=== Items from an interface collection ===

::::

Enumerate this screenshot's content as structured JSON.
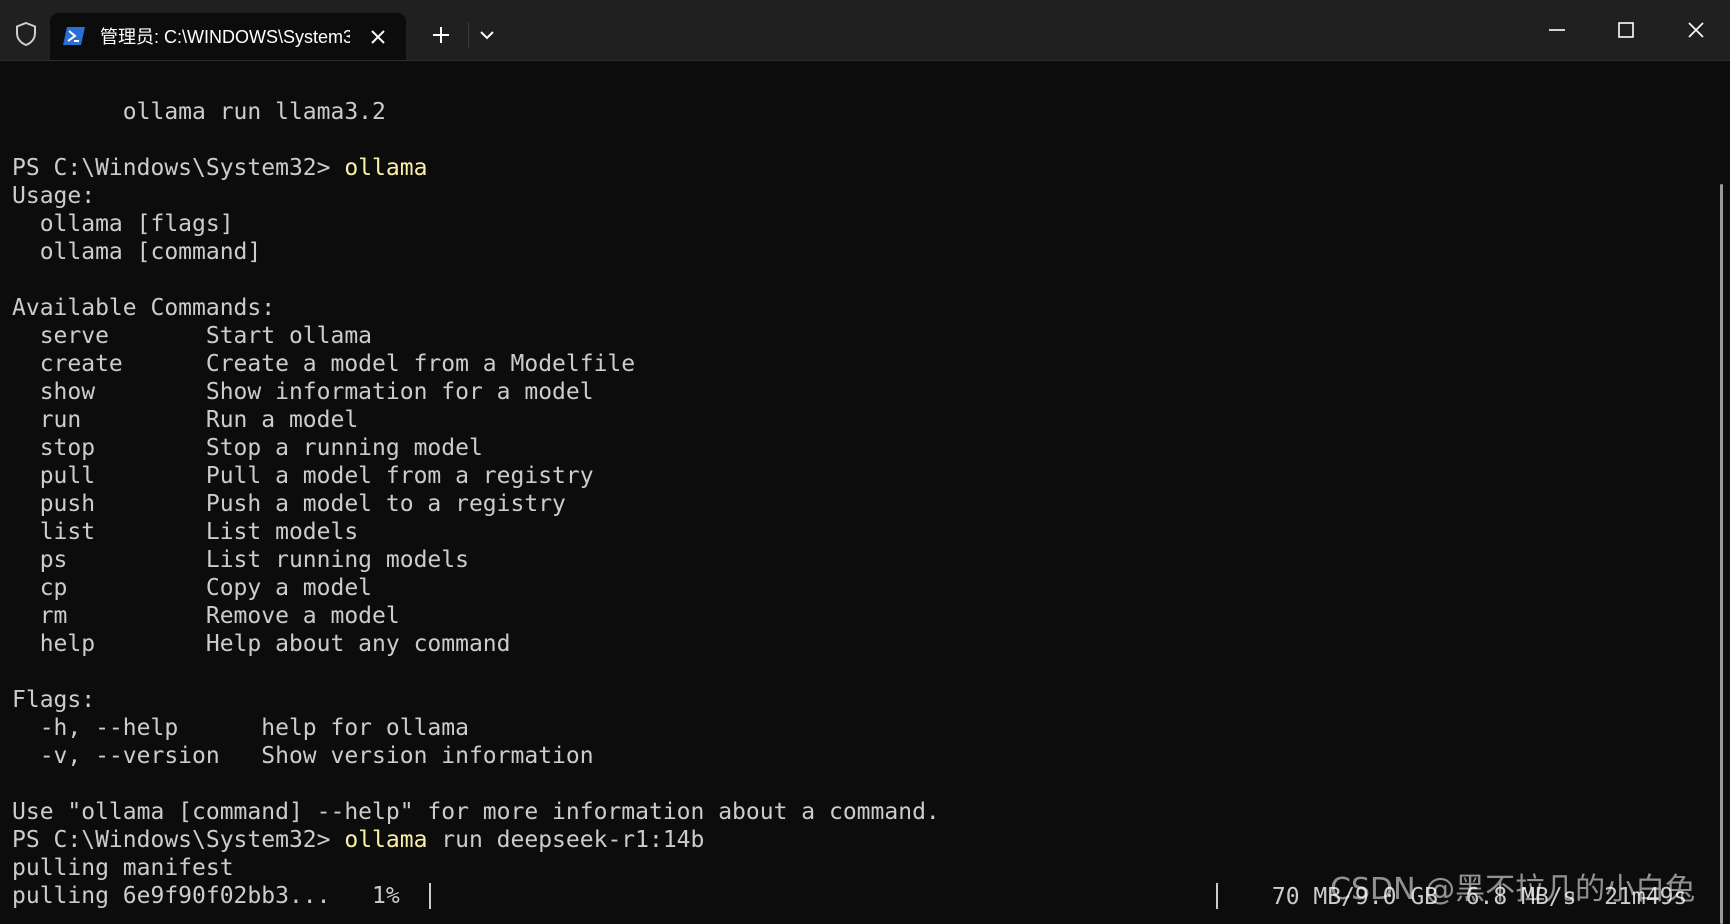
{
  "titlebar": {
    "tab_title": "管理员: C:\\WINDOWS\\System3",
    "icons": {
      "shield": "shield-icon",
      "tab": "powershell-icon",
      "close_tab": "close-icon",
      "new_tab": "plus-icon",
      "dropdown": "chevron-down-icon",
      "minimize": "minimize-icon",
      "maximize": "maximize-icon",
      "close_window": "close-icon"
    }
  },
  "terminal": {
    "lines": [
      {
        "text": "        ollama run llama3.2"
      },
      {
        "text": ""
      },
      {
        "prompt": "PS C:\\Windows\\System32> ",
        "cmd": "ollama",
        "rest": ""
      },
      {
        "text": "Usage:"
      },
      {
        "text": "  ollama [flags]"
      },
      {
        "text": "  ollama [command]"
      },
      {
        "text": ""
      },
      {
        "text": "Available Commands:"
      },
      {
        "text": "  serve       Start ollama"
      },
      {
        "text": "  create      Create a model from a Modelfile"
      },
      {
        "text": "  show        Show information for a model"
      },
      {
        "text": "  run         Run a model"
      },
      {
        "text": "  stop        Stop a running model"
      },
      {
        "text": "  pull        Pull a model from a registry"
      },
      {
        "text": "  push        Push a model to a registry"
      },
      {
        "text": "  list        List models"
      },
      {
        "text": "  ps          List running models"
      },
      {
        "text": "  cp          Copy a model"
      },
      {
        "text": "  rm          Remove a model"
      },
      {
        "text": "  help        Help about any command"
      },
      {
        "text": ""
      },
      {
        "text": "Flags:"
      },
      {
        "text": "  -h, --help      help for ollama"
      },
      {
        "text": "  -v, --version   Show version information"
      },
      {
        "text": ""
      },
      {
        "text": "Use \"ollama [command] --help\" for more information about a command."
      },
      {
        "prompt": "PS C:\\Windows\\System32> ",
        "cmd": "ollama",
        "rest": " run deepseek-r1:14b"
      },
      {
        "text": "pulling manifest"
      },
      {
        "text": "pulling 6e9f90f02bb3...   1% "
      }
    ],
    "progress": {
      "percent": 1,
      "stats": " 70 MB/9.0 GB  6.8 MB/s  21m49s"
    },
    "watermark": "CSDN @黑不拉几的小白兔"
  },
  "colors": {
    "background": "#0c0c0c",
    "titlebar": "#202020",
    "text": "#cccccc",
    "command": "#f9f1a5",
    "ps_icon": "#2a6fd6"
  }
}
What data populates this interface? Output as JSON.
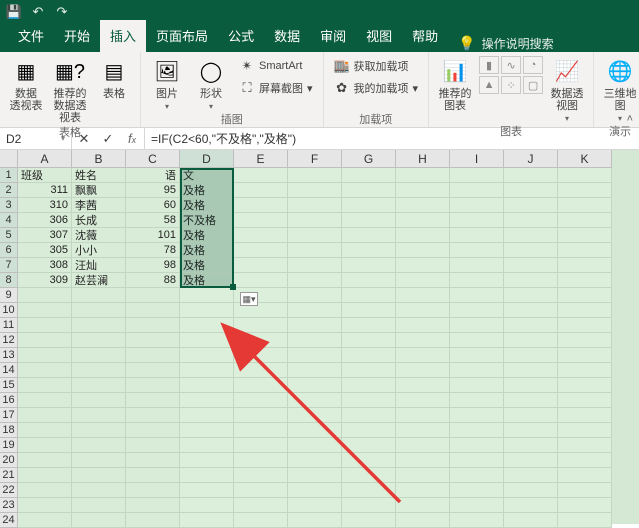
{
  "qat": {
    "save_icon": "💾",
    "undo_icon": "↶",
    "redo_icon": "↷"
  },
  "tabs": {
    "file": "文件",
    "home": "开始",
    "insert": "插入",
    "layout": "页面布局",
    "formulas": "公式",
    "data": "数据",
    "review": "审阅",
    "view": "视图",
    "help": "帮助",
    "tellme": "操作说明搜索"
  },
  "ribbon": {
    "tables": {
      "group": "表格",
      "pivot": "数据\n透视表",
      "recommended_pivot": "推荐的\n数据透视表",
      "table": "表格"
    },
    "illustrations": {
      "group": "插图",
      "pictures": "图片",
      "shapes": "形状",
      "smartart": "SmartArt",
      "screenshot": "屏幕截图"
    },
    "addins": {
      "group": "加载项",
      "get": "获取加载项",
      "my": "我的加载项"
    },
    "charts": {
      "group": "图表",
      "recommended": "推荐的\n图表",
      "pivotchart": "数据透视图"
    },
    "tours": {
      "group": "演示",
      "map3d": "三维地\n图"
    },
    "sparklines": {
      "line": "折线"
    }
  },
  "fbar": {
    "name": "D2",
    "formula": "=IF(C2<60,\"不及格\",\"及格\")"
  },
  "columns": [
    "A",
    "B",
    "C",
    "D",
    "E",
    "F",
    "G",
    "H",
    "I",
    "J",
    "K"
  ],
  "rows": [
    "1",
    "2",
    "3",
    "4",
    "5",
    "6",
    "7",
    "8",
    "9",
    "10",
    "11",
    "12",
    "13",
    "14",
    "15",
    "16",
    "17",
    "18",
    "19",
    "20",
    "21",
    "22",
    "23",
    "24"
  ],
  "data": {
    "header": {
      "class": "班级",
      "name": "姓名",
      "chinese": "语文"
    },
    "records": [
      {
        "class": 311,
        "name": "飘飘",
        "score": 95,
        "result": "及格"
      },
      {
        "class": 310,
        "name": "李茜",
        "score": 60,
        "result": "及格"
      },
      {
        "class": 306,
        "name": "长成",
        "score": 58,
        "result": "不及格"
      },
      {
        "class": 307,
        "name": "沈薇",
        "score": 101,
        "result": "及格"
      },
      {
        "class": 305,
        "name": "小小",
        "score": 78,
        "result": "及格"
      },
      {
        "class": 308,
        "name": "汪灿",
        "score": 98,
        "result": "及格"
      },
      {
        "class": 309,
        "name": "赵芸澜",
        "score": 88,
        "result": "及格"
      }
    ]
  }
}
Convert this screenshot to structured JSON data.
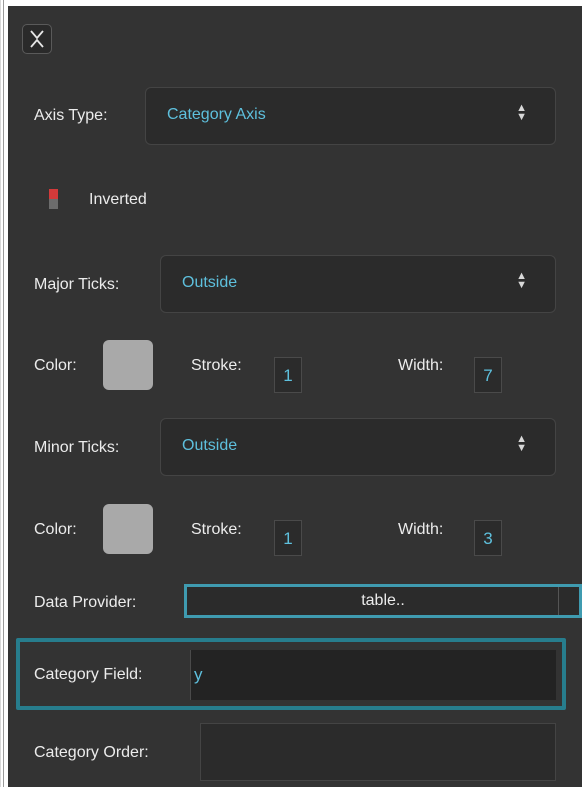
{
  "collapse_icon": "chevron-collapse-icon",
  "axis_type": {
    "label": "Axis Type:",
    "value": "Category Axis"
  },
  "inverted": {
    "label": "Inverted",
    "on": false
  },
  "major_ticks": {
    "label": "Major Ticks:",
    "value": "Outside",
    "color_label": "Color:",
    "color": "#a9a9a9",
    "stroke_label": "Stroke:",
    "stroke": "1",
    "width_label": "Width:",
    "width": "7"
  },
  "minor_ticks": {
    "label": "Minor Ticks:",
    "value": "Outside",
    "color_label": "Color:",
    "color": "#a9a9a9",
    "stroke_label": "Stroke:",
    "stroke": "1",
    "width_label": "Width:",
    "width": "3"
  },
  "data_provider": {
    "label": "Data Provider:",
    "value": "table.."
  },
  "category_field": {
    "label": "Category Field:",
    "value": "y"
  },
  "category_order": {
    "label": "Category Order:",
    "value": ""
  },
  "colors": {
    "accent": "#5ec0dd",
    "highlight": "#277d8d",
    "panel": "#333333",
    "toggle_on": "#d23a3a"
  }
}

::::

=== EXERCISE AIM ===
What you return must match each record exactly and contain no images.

=== TASK RESPONSE ===
Enumerate this screenshot's content as structured JSON.
{
  "titlebar": {
    "tab_title": "管理员: C:\\WINDOWS\\System3",
    "icons": {
      "shield": "shield-icon",
      "tab": "powershell-icon",
      "close_tab": "close-icon",
      "new_tab": "plus-icon",
      "dropdown": "chevron-down-icon",
      "minimize": "minimize-icon",
      "maximize": "maximize-icon",
      "close_window": "close-icon"
    }
  },
  "terminal": {
    "lines": [
      {
        "text": "        ollama run llama3.2"
      },
      {
        "text": ""
      },
      {
        "prompt": "PS C:\\Windows\\System32> ",
        "cmd": "ollama",
        "rest": ""
      },
      {
        "text": "Usage:"
      },
      {
        "text": "  ollama [flags]"
      },
      {
        "text": "  ollama [command]"
      },
      {
        "text": ""
      },
      {
        "text": "Available Commands:"
      },
      {
        "text": "  serve       Start ollama"
      },
      {
        "text": "  create      Create a model from a Modelfile"
      },
      {
        "text": "  show        Show information for a model"
      },
      {
        "text": "  run         Run a model"
      },
      {
        "text": "  stop        Stop a running model"
      },
      {
        "text": "  pull        Pull a model from a registry"
      },
      {
        "text": "  push        Push a model to a registry"
      },
      {
        "text": "  list        List models"
      },
      {
        "text": "  ps          List running models"
      },
      {
        "text": "  cp          Copy a model"
      },
      {
        "text": "  rm          Remove a model"
      },
      {
        "text": "  help        Help about any command"
      },
      {
        "text": ""
      },
      {
        "text": "Flags:"
      },
      {
        "text": "  -h, --help      help for ollama"
      },
      {
        "text": "  -v, --version   Show version information"
      },
      {
        "text": ""
      },
      {
        "text": "Use \"ollama [command] --help\" for more information about a command."
      },
      {
        "prompt": "PS C:\\Windows\\System32> ",
        "cmd": "ollama",
        "rest": " run deepseek-r1:14b"
      },
      {
        "text": "pulling manifest"
      },
      {
        "text": "pulling 6e9f90f02bb3...   1% "
      }
    ],
    "progress": {
      "percent": 1,
      "stats": " 70 MB/9.0 GB  6.8 MB/s  21m49s"
    },
    "watermark": "CSDN @黑不拉几的小白兔"
  },
  "colors": {
    "background": "#0c0c0c",
    "titlebar": "#202020",
    "text": "#cccccc",
    "command": "#f9f1a5",
    "ps_icon": "#2a6fd6"
  }
}
What data populates this interface? Output as JSON.
{
  "qat": {
    "save_icon": "💾",
    "undo_icon": "↶",
    "redo_icon": "↷"
  },
  "tabs": {
    "file": "文件",
    "home": "开始",
    "insert": "插入",
    "layout": "页面布局",
    "formulas": "公式",
    "data": "数据",
    "review": "审阅",
    "view": "视图",
    "help": "帮助",
    "tellme": "操作说明搜索"
  },
  "ribbon": {
    "tables": {
      "group": "表格",
      "pivot": "数据\n透视表",
      "recommended_pivot": "推荐的\n数据透视表",
      "table": "表格"
    },
    "illustrations": {
      "group": "插图",
      "pictures": "图片",
      "shapes": "形状",
      "smartart": "SmartArt",
      "screenshot": "屏幕截图"
    },
    "addins": {
      "group": "加载项",
      "get": "获取加载项",
      "my": "我的加载项"
    },
    "charts": {
      "group": "图表",
      "recommended": "推荐的\n图表",
      "pivotchart": "数据透视图"
    },
    "tours": {
      "group": "演示",
      "map3d": "三维地\n图"
    },
    "sparklines": {
      "line": "折线"
    }
  },
  "fbar": {
    "name": "D2",
    "formula": "=IF(C2<60,\"不及格\",\"及格\")"
  },
  "columns": [
    "A",
    "B",
    "C",
    "D",
    "E",
    "F",
    "G",
    "H",
    "I",
    "J",
    "K"
  ],
  "rows": [
    "1",
    "2",
    "3",
    "4",
    "5",
    "6",
    "7",
    "8",
    "9",
    "10",
    "11",
    "12",
    "13",
    "14",
    "15",
    "16",
    "17",
    "18",
    "19",
    "20",
    "21",
    "22",
    "23",
    "24"
  ],
  "data": {
    "header": {
      "class": "班级",
      "name": "姓名",
      "chinese": "语文"
    },
    "records": [
      {
        "class": 311,
        "name": "飘飘",
        "score": 95,
        "result": "及格"
      },
      {
        "class": 310,
        "name": "李茜",
        "score": 60,
        "result": "及格"
      },
      {
        "class": 306,
        "name": "长成",
        "score": 58,
        "result": "不及格"
      },
      {
        "class": 307,
        "name": "沈薇",
        "score": 101,
        "result": "及格"
      },
      {
        "class": 305,
        "name": "小小",
        "score": 78,
        "result": "及格"
      },
      {
        "class": 308,
        "name": "汪灿",
        "score": 98,
        "result": "及格"
      },
      {
        "class": 309,
        "name": "赵芸澜",
        "score": 88,
        "result": "及格"
      }
    ]
  }
}
Convert this screenshot to structured JSON data.
{
  "collapse_icon": "chevron-collapse-icon",
  "axis_type": {
    "label": "Axis Type:",
    "value": "Category Axis"
  },
  "inverted": {
    "label": "Inverted",
    "on": false
  },
  "major_ticks": {
    "label": "Major Ticks:",
    "value": "Outside",
    "color_label": "Color:",
    "color": "#a9a9a9",
    "stroke_label": "Stroke:",
    "stroke": "1",
    "width_label": "Width:",
    "width": "7"
  },
  "minor_ticks": {
    "label": "Minor Ticks:",
    "value": "Outside",
    "color_label": "Color:",
    "color": "#a9a9a9",
    "stroke_label": "Stroke:",
    "stroke": "1",
    "width_label": "Width:",
    "width": "3"
  },
  "data_provider": {
    "label": "Data Provider:",
    "value": "table.."
  },
  "category_field": {
    "label": "Category Field:",
    "value": "y"
  },
  "category_order": {
    "label": "Category Order:",
    "value": ""
  },
  "colors": {
    "accent": "#5ec0dd",
    "highlight": "#277d8d",
    "panel": "#333333",
    "toggle_on": "#d23a3a"
  }
}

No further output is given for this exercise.